DIRECTIONS | Your answer must be the records, copied with no change.
━━━ EXCERPTED DATA ━━━
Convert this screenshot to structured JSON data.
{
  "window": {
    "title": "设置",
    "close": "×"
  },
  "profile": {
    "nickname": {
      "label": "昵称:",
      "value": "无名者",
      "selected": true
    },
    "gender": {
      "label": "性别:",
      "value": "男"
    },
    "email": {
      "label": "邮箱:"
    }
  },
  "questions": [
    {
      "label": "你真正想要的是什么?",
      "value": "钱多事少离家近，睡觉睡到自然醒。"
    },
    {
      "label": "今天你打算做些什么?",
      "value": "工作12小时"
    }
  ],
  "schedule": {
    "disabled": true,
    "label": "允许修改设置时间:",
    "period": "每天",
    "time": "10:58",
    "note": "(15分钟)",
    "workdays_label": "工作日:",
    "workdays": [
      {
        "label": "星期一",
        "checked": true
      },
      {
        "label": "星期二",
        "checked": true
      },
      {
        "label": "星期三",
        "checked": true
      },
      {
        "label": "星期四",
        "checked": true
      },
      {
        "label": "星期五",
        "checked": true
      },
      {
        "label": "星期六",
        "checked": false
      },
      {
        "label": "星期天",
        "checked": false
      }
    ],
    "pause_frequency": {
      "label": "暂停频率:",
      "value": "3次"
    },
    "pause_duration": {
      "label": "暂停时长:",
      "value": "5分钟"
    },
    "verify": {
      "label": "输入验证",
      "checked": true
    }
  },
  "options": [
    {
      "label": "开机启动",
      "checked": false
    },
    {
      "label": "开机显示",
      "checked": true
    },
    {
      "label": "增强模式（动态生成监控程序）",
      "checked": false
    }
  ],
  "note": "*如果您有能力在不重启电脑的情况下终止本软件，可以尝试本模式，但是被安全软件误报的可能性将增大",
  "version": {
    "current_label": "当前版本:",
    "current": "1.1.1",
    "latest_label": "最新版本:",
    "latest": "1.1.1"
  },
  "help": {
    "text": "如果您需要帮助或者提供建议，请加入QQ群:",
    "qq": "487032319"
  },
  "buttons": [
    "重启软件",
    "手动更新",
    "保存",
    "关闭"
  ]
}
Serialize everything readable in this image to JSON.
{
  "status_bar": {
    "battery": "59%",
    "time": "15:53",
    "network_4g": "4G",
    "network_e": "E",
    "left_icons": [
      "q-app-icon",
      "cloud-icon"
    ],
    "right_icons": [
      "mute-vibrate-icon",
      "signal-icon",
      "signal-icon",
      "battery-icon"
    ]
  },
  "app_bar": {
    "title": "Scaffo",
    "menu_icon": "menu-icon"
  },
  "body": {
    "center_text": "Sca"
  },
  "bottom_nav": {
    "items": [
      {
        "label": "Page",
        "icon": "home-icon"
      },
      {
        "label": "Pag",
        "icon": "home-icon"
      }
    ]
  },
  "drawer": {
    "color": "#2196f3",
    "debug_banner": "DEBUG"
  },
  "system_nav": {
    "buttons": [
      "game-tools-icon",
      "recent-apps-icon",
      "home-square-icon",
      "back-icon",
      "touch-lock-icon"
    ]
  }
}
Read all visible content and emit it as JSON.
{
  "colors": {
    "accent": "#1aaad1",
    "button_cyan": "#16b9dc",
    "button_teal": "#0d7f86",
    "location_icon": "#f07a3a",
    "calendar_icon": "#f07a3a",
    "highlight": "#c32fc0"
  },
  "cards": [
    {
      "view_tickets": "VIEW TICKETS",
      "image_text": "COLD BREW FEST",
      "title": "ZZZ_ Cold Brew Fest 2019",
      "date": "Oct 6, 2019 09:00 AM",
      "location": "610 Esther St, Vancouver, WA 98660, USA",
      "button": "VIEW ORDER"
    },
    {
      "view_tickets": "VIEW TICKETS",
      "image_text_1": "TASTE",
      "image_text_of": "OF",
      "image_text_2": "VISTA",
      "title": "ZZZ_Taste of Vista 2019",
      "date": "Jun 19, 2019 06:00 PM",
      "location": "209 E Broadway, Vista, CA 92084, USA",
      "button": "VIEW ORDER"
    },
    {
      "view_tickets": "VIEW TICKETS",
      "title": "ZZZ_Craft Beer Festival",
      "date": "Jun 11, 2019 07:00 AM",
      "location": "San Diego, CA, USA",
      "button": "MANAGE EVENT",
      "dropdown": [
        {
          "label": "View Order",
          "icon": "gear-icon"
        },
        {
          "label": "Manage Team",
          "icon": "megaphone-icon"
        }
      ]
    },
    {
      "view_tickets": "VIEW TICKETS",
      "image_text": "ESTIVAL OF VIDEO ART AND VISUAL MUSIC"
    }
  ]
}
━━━
RESPONSE BOX |
Convert this screenshot to structured JSON data.
{
  "window": {
    "title": "设置",
    "close": "×"
  },
  "profile": {
    "nickname": {
      "label": "昵称:",
      "value": "无名者",
      "selected": true
    },
    "gender": {
      "label": "性别:",
      "value": "男"
    },
    "email": {
      "label": "邮箱:"
    }
  },
  "questions": [
    {
      "label": "你真正想要的是什么?",
      "value": "钱多事少离家近，睡觉睡到自然醒。"
    },
    {
      "label": "今天你打算做些什么?",
      "value": "工作12小时"
    }
  ],
  "schedule": {
    "disabled": true,
    "label": "允许修改设置时间:",
    "period": "每天",
    "time": "10:58",
    "note": "(15分钟)",
    "workdays_label": "工作日:",
    "workdays": [
      {
        "label": "星期一",
        "checked": true
      },
      {
        "label": "星期二",
        "checked": true
      },
      {
        "label": "星期三",
        "checked": true
      },
      {
        "label": "星期四",
        "checked": true
      },
      {
        "label": "星期五",
        "checked": true
      },
      {
        "label": "星期六",
        "checked": false
      },
      {
        "label": "星期天",
        "checked": false
      }
    ],
    "pause_frequency": {
      "label": "暂停频率:",
      "value": "3次"
    },
    "pause_duration": {
      "label": "暂停时长:",
      "value": "5分钟"
    },
    "verify": {
      "label": "输入验证",
      "checked": true
    }
  },
  "options": [
    {
      "label": "开机启动",
      "checked": false
    },
    {
      "label": "开机显示",
      "checked": true
    },
    {
      "label": "增强模式（动态生成监控程序）",
      "checked": false
    }
  ],
  "note": "*如果您有能力在不重启电脑的情况下终止本软件，可以尝试本模式，但是被安全软件误报的可能性将增大",
  "version": {
    "current_label": "当前版本:",
    "current": "1.1.1",
    "latest_label": "最新版本:",
    "latest": "1.1.1"
  },
  "help": {
    "text": "如果您需要帮助或者提供建议，请加入QQ群:",
    "qq": "487032319"
  },
  "buttons": [
    "重启软件",
    "手动更新",
    "保存",
    "关闭"
  ]
}
Serialize everything readable in this image to JSON.
{
  "status_bar": {
    "battery": "59%",
    "time": "15:53",
    "network_4g": "4G",
    "network_e": "E",
    "left_icons": [
      "q-app-icon",
      "cloud-icon"
    ],
    "right_icons": [
      "mute-vibrate-icon",
      "signal-icon",
      "signal-icon",
      "battery-icon"
    ]
  },
  "app_bar": {
    "title": "Scaffo",
    "menu_icon": "menu-icon"
  },
  "body": {
    "center_text": "Sca"
  },
  "bottom_nav": {
    "items": [
      {
        "label": "Page",
        "icon": "home-icon"
      },
      {
        "label": "Pag",
        "icon": "home-icon"
      }
    ]
  },
  "drawer": {
    "color": "#2196f3",
    "debug_banner": "DEBUG"
  },
  "system_nav": {
    "buttons": [
      "game-tools-icon",
      "recent-apps-icon",
      "home-square-icon",
      "back-icon",
      "touch-lock-icon"
    ]
  }
}
Read all visible content and emit it as JSON.
{
  "colors": {
    "accent": "#1aaad1",
    "button_cyan": "#16b9dc",
    "button_teal": "#0d7f86",
    "location_icon": "#f07a3a",
    "calendar_icon": "#f07a3a",
    "highlight": "#c32fc0"
  },
  "cards": [
    {
      "view_tickets": "VIEW TICKETS",
      "image_text": "COLD BREW FEST",
      "title": "ZZZ_ Cold Brew Fest 2019",
      "date": "Oct 6, 2019 09:00 AM",
      "location": "610 Esther St, Vancouver, WA 98660, USA",
      "button": "VIEW ORDER"
    },
    {
      "view_tickets": "VIEW TICKETS",
      "image_text_1": "TASTE",
      "image_text_of": "OF",
      "image_text_2": "VISTA",
      "title": "ZZZ_Taste of Vista 2019",
      "date": "Jun 19, 2019 06:00 PM",
      "location": "209 E Broadway, Vista, CA 92084, USA",
      "button": "VIEW ORDER"
    },
    {
      "view_tickets": "VIEW TICKETS",
      "title": "ZZZ_Craft Beer Festival",
      "date": "Jun 11, 2019 07:00 AM",
      "location": "San Diego, CA, USA",
      "button": "MANAGE EVENT",
      "dropdown": [
        {
          "label": "View Order",
          "icon": "gear-icon"
        },
        {
          "label": "Manage Team",
          "icon": "megaphone-icon"
        }
      ]
    },
    {
      "view_tickets": "VIEW TICKETS",
      "image_text": "ESTIVAL OF VIDEO ART AND VISUAL MUSIC"
    }
  ]
}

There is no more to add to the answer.